### YOUR GOAL
Your reply should reproduce each record precisely as written.

### SUPPLIED DATA

┌──

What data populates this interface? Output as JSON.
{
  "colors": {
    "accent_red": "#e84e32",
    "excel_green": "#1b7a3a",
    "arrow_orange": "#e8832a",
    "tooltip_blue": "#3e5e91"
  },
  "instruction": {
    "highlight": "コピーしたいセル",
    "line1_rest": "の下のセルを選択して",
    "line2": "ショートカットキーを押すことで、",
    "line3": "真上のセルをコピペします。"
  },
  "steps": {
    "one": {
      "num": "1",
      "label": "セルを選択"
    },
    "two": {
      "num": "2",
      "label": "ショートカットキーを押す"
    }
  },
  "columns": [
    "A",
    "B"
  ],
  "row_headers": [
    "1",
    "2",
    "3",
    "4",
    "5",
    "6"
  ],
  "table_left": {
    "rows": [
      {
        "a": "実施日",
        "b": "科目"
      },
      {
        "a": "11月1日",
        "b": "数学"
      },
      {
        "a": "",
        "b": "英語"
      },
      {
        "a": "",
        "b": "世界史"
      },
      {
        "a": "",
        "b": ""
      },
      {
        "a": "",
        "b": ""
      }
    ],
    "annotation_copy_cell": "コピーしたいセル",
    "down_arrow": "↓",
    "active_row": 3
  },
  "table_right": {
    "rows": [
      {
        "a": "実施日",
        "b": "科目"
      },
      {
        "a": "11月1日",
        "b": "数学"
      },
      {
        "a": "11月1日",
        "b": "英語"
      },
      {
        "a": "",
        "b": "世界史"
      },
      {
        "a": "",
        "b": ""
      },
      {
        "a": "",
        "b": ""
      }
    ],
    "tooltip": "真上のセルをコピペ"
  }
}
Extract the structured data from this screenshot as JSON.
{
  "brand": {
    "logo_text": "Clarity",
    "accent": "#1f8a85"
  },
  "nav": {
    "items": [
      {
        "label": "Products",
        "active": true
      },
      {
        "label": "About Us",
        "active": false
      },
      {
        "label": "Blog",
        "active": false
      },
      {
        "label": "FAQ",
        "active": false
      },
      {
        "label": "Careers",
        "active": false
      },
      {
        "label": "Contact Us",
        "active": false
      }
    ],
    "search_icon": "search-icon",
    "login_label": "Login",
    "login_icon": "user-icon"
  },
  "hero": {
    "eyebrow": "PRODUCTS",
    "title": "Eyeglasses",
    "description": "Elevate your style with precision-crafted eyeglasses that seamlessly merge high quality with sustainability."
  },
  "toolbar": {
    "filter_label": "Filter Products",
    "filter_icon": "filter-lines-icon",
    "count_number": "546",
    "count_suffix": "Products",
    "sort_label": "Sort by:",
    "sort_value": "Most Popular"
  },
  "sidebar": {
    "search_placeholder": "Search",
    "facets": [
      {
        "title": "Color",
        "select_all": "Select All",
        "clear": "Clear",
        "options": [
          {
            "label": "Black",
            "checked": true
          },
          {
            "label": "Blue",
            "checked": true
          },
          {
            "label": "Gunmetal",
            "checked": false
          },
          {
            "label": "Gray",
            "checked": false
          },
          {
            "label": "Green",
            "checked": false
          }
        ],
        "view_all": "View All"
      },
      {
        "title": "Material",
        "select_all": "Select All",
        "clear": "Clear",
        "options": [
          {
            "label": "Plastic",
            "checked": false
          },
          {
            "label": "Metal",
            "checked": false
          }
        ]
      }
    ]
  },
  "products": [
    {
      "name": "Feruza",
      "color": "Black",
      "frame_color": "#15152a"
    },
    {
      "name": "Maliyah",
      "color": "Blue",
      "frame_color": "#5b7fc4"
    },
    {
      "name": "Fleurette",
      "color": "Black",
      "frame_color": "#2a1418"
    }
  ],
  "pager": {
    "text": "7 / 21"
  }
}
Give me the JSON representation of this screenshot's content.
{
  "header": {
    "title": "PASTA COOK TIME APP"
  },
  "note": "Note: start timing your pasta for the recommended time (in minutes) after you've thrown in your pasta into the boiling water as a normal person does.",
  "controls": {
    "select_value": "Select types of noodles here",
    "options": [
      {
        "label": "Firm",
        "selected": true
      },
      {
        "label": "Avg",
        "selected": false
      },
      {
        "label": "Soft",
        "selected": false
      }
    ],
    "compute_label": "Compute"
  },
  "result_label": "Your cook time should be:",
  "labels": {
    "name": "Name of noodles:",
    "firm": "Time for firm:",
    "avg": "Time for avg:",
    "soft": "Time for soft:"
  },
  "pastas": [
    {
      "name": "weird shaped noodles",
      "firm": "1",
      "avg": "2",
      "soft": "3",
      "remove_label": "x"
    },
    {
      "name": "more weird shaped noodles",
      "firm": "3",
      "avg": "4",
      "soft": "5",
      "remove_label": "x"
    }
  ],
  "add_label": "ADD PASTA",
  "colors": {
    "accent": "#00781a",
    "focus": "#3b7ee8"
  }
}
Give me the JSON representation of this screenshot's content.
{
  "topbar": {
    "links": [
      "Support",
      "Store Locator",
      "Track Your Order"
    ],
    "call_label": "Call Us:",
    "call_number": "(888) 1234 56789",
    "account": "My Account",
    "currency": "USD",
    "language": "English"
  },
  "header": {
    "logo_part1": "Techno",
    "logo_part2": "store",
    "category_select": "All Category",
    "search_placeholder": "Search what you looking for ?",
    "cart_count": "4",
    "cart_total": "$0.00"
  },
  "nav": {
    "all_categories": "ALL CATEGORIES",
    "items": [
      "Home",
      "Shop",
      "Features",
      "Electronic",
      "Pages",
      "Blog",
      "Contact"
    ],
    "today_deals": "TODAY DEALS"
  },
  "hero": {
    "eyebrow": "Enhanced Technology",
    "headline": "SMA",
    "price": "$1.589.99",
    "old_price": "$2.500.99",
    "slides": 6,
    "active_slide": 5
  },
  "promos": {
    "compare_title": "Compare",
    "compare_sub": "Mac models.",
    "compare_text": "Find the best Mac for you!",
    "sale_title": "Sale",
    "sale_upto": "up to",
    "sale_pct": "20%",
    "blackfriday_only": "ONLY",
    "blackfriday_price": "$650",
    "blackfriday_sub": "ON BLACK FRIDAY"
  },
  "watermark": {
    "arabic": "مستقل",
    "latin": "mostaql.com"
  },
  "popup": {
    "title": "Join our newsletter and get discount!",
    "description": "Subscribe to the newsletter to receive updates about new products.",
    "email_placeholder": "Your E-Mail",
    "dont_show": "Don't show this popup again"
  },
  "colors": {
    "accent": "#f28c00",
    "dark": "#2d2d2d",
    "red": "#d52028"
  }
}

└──

### TASK ANSWER
What data populates this interface? Output as JSON.
{
  "colors": {
    "accent_red": "#e84e32",
    "excel_green": "#1b7a3a",
    "arrow_orange": "#e8832a",
    "tooltip_blue": "#3e5e91"
  },
  "instruction": {
    "highlight": "コピーしたいセル",
    "line1_rest": "の下のセルを選択して",
    "line2": "ショートカットキーを押すことで、",
    "line3": "真上のセルをコピペします。"
  },
  "steps": {
    "one": {
      "num": "1",
      "label": "セルを選択"
    },
    "two": {
      "num": "2",
      "label": "ショートカットキーを押す"
    }
  },
  "columns": [
    "A",
    "B"
  ],
  "row_headers": [
    "1",
    "2",
    "3",
    "4",
    "5",
    "6"
  ],
  "table_left": {
    "rows": [
      {
        "a": "実施日",
        "b": "科目"
      },
      {
        "a": "11月1日",
        "b": "数学"
      },
      {
        "a": "",
        "b": "英語"
      },
      {
        "a": "",
        "b": "世界史"
      },
      {
        "a": "",
        "b": ""
      },
      {
        "a": "",
        "b": ""
      }
    ],
    "annotation_copy_cell": "コピーしたいセル",
    "down_arrow": "↓",
    "active_row": 3
  },
  "table_right": {
    "rows": [
      {
        "a": "実施日",
        "b": "科目"
      },
      {
        "a": "11月1日",
        "b": "数学"
      },
      {
        "a": "11月1日",
        "b": "英語"
      },
      {
        "a": "",
        "b": "世界史"
      },
      {
        "a": "",
        "b": ""
      },
      {
        "a": "",
        "b": ""
      }
    ],
    "tooltip": "真上のセルをコピペ"
  }
}
Extract the structured data from this screenshot as JSON.
{
  "brand": {
    "logo_text": "Clarity",
    "accent": "#1f8a85"
  },
  "nav": {
    "items": [
      {
        "label": "Products",
        "active": true
      },
      {
        "label": "About Us",
        "active": false
      },
      {
        "label": "Blog",
        "active": false
      },
      {
        "label": "FAQ",
        "active": false
      },
      {
        "label": "Careers",
        "active": false
      },
      {
        "label": "Contact Us",
        "active": false
      }
    ],
    "search_icon": "search-icon",
    "login_label": "Login",
    "login_icon": "user-icon"
  },
  "hero": {
    "eyebrow": "PRODUCTS",
    "title": "Eyeglasses",
    "description": "Elevate your style with precision-crafted eyeglasses that seamlessly merge high quality with sustainability."
  },
  "toolbar": {
    "filter_label": "Filter Products",
    "filter_icon": "filter-lines-icon",
    "count_number": "546",
    "count_suffix": "Products",
    "sort_label": "Sort by:",
    "sort_value": "Most Popular"
  },
  "sidebar": {
    "search_placeholder": "Search",
    "facets": [
      {
        "title": "Color",
        "select_all": "Select All",
        "clear": "Clear",
        "options": [
          {
            "label": "Black",
            "checked": true
          },
          {
            "label": "Blue",
            "checked": true
          },
          {
            "label": "Gunmetal",
            "checked": false
          },
          {
            "label": "Gray",
            "checked": false
          },
          {
            "label": "Green",
            "checked": false
          }
        ],
        "view_all": "View All"
      },
      {
        "title": "Material",
        "select_all": "Select All",
        "clear": "Clear",
        "options": [
          {
            "label": "Plastic",
            "checked": false
          },
          {
            "label": "Metal",
            "checked": false
          }
        ]
      }
    ]
  },
  "products": [
    {
      "name": "Feruza",
      "color": "Black",
      "frame_color": "#15152a"
    },
    {
      "name": "Maliyah",
      "color": "Blue",
      "frame_color": "#5b7fc4"
    },
    {
      "name": "Fleurette",
      "color": "Black",
      "frame_color": "#2a1418"
    }
  ],
  "pager": {
    "text": "7 / 21"
  }
}
Give me the JSON representation of this screenshot's content.
{
  "header": {
    "title": "PASTA COOK TIME APP"
  },
  "note": "Note: start timing your pasta for the recommended time (in minutes) after you've thrown in your pasta into the boiling water as a normal person does.",
  "controls": {
    "select_value": "Select types of noodles here",
    "options": [
      {
        "label": "Firm",
        "selected": true
      },
      {
        "label": "Avg",
        "selected": false
      },
      {
        "label": "Soft",
        "selected": false
      }
    ],
    "compute_label": "Compute"
  },
  "result_label": "Your cook time should be:",
  "labels": {
    "name": "Name of noodles:",
    "firm": "Time for firm:",
    "avg": "Time for avg:",
    "soft": "Time for soft:"
  },
  "pastas": [
    {
      "name": "weird shaped noodles",
      "firm": "1",
      "avg": "2",
      "soft": "3",
      "remove_label": "x"
    },
    {
      "name": "more weird shaped noodles",
      "firm": "3",
      "avg": "4",
      "soft": "5",
      "remove_label": "x"
    }
  ],
  "add_label": "ADD PASTA",
  "colors": {
    "accent": "#00781a",
    "focus": "#3b7ee8"
  }
}
Give me the JSON representation of this screenshot's content.
{
  "topbar": {
    "links": [
      "Support",
      "Store Locator",
      "Track Your Order"
    ],
    "call_label": "Call Us:",
    "call_number": "(888) 1234 56789",
    "account": "My Account",
    "currency": "USD",
    "language": "English"
  },
  "header": {
    "logo_part1": "Techno",
    "logo_part2": "store",
    "category_select": "All Category",
    "search_placeholder": "Search what you looking for ?",
    "cart_count": "4",
    "cart_total": "$0.00"
  },
  "nav": {
    "all_categories": "ALL CATEGORIES",
    "items": [
      "Home",
      "Shop",
      "Features",
      "Electronic",
      "Pages",
      "Blog",
      "Contact"
    ],
    "today_deals": "TODAY DEALS"
  },
  "hero": {
    "eyebrow": "Enhanced Technology",
    "headline": "SMA",
    "price": "$1.589.99",
    "old_price": "$2.500.99",
    "slides": 6,
    "active_slide": 5
  },
  "promos": {
    "compare_title": "Compare",
    "compare_sub": "Mac models.",
    "compare_text": "Find the best Mac for you!",
    "sale_title": "Sale",
    "sale_upto": "up to",
    "sale_pct": "20%",
    "blackfriday_only": "ONLY",
    "blackfriday_price": "$650",
    "blackfriday_sub": "ON BLACK FRIDAY"
  },
  "watermark": {
    "arabic": "مستقل",
    "latin": "mostaql.com"
  },
  "popup": {
    "title": "Join our newsletter and get discount!",
    "description": "Subscribe to the newsletter to receive updates about new products.",
    "email_placeholder": "Your E-Mail",
    "dont_show": "Don't show this popup again"
  },
  "colors": {
    "accent": "#f28c00",
    "dark": "#2d2d2d",
    "red": "#d52028"
  }
}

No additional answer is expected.